O2 Micro v. Beyond Innovation, et. al (Fed. Cir. 2008)
A jury found O2 Micro’s DC/AC converter patents willfully infringed and not invalid. The Eastern District of Texas court (Judge Ward) then issued a permanent injunction.
Waiver of Claim Construction Appeal: During a Markman hearing, the parties sparred over the definition of the term “ONLY IF”. Rather than issuing a claim construction decision, the district court decided that the common phrase needed no explanatory construction. After having lost to the jury, the defendants appealed the lower court’s failure to construe the ONLY IF phrase. However, because the defendants did not specifically object to the jury instructions, O2 Micro argued that the the defendants has waived their right to appeal.
The issue of waiver of claim construction has been raised before, and the CAFC dismissed it again — this time by quoting the CAFC’s own 2004 Cardiac Pacemakers opinion:
“When the claim construction is resolved pre-trial, and the patentee presented the same position in the Markman proceeding as is now pressed, a further objection to the district court’s pre-trial ruling may indeed have been not only futile but unnecessary.”
Thus, if disputed at a Markman hearing, claim construction appeal issues are not waived by failure to object to jury instructions. Furthermore, the CAFC will also allow new arguments to be presented on appeal justifying the previously proposed construction.
Construing all the terms: Although the meaning of the phrase “ONLY IF” was disputed by the parties, the district court failed to construe the term.
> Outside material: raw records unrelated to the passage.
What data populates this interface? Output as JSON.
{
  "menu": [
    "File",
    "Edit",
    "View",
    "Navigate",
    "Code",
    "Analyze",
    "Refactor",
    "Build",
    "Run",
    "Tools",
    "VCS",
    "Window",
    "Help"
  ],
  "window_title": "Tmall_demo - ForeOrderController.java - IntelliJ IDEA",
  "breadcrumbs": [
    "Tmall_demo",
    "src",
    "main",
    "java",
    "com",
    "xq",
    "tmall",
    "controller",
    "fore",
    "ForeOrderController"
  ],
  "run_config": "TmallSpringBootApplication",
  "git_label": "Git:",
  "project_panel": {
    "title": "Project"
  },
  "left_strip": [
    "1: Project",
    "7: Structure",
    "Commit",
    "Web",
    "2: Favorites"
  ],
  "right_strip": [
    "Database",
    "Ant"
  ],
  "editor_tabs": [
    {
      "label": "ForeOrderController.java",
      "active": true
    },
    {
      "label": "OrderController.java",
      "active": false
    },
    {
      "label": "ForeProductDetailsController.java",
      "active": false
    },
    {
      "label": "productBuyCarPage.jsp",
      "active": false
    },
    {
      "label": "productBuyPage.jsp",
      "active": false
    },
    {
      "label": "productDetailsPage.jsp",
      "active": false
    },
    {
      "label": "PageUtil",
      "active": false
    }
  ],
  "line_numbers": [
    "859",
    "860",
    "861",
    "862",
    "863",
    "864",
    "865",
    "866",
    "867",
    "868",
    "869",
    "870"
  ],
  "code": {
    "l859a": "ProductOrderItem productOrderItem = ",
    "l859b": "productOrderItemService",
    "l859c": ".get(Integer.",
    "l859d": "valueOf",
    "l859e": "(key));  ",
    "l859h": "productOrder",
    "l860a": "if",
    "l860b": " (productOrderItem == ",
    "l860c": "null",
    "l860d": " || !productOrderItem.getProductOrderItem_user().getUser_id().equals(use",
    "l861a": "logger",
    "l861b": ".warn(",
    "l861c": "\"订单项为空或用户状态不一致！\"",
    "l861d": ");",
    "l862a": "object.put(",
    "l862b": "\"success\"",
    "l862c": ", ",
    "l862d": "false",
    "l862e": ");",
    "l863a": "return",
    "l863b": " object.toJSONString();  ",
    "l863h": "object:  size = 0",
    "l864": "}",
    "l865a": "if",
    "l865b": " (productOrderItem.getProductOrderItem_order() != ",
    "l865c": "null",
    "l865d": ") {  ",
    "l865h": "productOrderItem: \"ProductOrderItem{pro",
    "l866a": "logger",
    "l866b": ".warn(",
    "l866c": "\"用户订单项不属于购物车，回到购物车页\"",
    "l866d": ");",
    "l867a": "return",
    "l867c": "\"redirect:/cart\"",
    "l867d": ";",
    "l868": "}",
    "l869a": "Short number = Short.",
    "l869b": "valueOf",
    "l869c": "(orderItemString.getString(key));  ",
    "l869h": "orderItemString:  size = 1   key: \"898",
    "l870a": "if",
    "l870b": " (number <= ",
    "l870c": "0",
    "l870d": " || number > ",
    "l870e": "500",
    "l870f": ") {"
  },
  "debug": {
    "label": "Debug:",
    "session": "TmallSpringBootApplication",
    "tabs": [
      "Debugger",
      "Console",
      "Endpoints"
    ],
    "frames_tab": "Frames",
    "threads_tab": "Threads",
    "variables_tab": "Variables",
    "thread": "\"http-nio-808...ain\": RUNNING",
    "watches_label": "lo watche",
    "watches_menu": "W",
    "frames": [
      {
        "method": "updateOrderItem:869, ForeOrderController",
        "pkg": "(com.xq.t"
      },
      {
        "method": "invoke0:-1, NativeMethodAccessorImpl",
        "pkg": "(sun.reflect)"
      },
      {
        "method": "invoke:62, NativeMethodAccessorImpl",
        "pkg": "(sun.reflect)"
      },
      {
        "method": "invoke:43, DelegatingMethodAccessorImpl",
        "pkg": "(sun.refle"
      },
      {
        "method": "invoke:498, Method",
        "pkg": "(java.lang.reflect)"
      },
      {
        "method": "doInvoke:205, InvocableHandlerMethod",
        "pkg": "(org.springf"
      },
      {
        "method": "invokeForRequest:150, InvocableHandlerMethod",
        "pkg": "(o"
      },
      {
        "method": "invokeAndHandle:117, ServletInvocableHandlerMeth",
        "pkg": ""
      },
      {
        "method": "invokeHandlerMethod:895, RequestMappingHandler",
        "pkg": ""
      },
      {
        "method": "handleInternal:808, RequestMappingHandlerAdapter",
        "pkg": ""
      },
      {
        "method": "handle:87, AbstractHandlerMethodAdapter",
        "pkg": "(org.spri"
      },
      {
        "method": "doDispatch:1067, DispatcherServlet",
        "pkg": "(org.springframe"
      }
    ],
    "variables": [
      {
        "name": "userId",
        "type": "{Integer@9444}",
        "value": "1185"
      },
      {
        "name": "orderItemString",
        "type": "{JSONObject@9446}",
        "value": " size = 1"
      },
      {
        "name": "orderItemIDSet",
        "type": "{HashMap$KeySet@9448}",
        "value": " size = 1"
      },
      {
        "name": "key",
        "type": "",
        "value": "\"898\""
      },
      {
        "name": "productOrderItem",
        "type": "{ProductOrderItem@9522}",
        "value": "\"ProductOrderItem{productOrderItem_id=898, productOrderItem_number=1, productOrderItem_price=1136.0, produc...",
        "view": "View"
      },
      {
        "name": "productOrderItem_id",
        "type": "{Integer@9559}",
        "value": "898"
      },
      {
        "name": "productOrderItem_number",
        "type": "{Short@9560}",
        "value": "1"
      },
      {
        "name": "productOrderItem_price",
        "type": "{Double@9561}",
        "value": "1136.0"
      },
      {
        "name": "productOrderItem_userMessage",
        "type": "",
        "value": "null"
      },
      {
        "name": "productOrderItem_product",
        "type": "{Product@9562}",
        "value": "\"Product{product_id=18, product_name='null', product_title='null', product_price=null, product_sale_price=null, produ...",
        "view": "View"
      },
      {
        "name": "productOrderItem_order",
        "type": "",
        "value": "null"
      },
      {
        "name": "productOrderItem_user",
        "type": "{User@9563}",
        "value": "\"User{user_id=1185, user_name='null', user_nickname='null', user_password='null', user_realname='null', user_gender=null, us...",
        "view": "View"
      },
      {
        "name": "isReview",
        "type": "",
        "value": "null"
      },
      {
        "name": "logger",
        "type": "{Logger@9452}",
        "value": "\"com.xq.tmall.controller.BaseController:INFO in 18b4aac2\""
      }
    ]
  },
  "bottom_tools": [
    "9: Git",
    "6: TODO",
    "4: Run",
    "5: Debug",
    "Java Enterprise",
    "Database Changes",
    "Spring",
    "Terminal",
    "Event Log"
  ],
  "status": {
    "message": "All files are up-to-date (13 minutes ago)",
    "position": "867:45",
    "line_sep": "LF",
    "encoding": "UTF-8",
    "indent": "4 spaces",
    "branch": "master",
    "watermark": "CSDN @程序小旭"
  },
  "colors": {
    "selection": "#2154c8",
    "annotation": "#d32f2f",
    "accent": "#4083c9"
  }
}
In its decision, the CAFC vacated — finding that the disputed phrase should have been construed. By failing to define the term, the court essentially passed the construction dispute to the jury.
“When the parties raise an actual dispute regarding the proper scope of these claims, the court, not the jury, must resolve that dispute. . . . When the parties present a fundamental dispute regarding the scope of a claim term, it is the court’s duty to resolve it.”
In deciding this issue, the CAFC indicated that claim construction requires determining both the meaning of the words in the claim and the scope encompassed by the claim. Further, even ordinary terms need construed when they are susceptible to multiple interpretations.
Overburdening: Over the past decade, the number of terms being construed (and appealed) has risen dramatically. In its decision, the CAFC at least waived its hands at the problem — recognizing “that district courts are not (and should not be) required to construe every limitation present in a patent’s asserted claims.” (Emphasis in original). No, the court only needs to construe those claim terms that are disputed, subject to alternative theories, that could be helped by clarification, and when otherwise necessary to describe the claim coverage.
Meaning and Scope: This case is quite important because it shifts even more power and importance onto the issue of claim construction and away from a jury’s factual determination of infringement and novelty.